● The task
Where the string "vagy" appears in a line of the data, show that line.

+++++

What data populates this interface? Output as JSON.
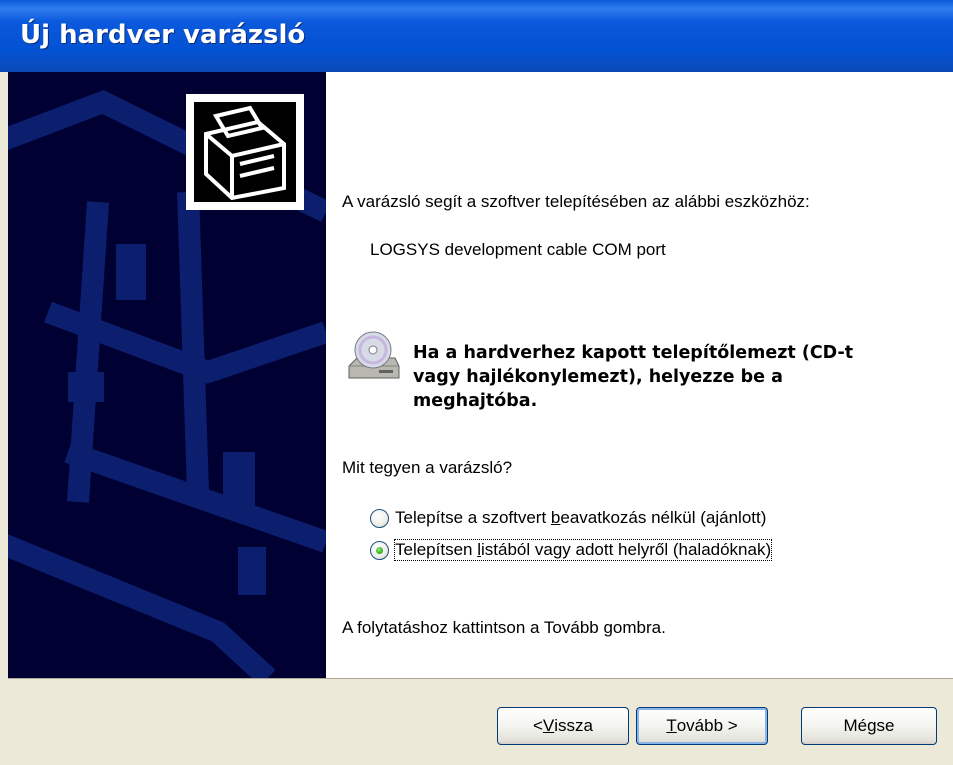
{
  "window": {
    "title": "Új hardver varázsló"
  },
  "main": {
    "intro": "A varázsló segít a szoftver telepítésében az alábbi eszközhöz:",
    "device_name": "LOGSYS development cable COM port",
    "cd_message_lines": [
      "Ha a hardverhez kapott telepítőlemezt (CD-t",
      "vagy hajlékonylemezt), helyezze be a",
      "meghajtóba."
    ],
    "question": "Mit tegyen a varázsló?",
    "options": [
      {
        "pre": "Telepítse a szoftvert ",
        "key": "b",
        "post": "eavatkozás nélkül (ajánlott)",
        "checked": false
      },
      {
        "pre": "Telepítsen ",
        "key": "l",
        "post": "istából vagy adott helyről (haladóknak)",
        "checked": true
      }
    ],
    "continue_text": "A folytatáshoz kattintson a Tovább gombra."
  },
  "buttons": {
    "back": {
      "pre": "< ",
      "key": "V",
      "post": "issza"
    },
    "next": {
      "pre": "",
      "key": "T",
      "post": "ovább >"
    },
    "cancel": {
      "label": "Mégse"
    }
  },
  "icons": {
    "hardware": "hardware-card-icon",
    "cd": "cd-drive-icon"
  },
  "colors": {
    "title_bar": "#0452d4",
    "side_panel": "#000033",
    "dialog_bg": "#ece9d8",
    "button_border": "#003c74"
  }
}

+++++

● Problem solution
      "vagy hajlékonylemezt), helyezze be a",
        "post": "istából vagy adott helyről (haladóknak)",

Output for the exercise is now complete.